This week, Serena Williams graced the cover of Vanity Fair’s August issue, windswept, nearly nude, and in the late stages of pregnancy. The image is the epitome of beauty, made all the more powerful in its simple rendering of Williams’ strength and grace.
The cover arrives exactly 26 years after Demi Moore and Annie Leibovitz unapologetically tore up the rule book about pregnancy and sexuality, by having Demi pose in the nude while heavily pregnant. The image — probably the most famous in all of Vanity Fair’s history — caused shock, awe, and not a little disgust when it was first released.
The August 1991 cover was a watercooler moment years before anyone even had a name for that. It was pored over, analyzed, dissected. Vanity Fair’s editor Tina Brown may have described it as “a new young movie star willing to say, ‘I look beautiful pregnant,’ and not ashamed of it,” but reactions across the country were visceral. Many people were simply unable to comprehend how this intersection of pregnancy and sexiness could be out there for the whole world to see. Some stores refused to stock the magazine; others hid Demi’s luminous form in the sorts of packaging usually reserved for pornography.

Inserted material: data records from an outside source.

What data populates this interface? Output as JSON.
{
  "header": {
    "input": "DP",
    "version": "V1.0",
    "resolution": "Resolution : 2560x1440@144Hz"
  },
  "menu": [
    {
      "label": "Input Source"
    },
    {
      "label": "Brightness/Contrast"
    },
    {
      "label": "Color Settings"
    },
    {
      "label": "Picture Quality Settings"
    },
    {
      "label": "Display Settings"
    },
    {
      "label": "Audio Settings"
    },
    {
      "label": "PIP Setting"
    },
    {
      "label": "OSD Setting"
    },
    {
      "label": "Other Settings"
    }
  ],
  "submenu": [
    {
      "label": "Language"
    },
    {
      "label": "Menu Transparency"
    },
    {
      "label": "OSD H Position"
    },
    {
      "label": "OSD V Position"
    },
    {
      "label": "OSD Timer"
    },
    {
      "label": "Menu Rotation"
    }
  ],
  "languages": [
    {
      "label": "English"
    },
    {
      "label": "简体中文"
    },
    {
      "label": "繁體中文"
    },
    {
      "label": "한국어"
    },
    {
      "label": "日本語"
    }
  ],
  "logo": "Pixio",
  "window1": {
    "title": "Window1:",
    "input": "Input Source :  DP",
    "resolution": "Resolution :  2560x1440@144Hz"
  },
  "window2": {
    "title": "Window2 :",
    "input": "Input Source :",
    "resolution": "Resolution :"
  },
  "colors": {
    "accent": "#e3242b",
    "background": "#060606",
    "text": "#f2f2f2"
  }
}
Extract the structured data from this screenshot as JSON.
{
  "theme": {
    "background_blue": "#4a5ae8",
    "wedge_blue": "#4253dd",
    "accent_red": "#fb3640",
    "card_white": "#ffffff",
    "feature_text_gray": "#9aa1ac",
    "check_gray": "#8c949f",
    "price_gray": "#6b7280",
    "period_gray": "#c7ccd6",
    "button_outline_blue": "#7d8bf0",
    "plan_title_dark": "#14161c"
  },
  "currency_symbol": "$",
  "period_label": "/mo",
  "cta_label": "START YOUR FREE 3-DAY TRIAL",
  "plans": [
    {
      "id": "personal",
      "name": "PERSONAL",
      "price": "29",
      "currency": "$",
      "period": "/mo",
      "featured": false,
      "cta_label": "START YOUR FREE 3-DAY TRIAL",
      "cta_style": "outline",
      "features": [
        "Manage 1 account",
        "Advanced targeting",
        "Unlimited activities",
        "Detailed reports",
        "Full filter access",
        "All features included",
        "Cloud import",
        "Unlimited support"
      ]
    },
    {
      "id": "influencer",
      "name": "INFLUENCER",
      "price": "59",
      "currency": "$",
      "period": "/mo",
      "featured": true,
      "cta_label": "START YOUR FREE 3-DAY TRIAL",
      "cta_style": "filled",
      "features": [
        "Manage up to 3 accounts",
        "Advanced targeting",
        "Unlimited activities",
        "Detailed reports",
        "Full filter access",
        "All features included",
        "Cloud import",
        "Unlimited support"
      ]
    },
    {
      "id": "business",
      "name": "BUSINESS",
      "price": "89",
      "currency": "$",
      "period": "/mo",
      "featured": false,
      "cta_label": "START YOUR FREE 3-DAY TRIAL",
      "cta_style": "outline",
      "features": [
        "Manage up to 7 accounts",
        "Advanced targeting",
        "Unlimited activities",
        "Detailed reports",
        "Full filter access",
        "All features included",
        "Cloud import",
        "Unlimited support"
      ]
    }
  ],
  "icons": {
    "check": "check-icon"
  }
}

The controversy was widespread. An article for the Bangor Daily News (July 17, 1991) acts as a time capsule. In it, a 24-year-old woman asks, without a wisp of irony: “How are her kids going to feel about this when they get old enough to understand?” Another exclaims: “It’s disgusting. Women are most beautiful when they’re pregnant, but from the face up!” Another declares: “I think it’s in poor taste”.
Probably the most telling quote in the article though, comes from a well-meaning grandfather, who opines: “I think it’s very nice. Really very nice. This is nature at work. I get sick and tired of seeing sexy women on magazine covers. This is real.” For this particular grandpa, the image was rendered totally innocuous and asexual by the mere fact of Demi’s pregnancy. The only reason this man wasn’t offended by the image was because he entirely missed its point.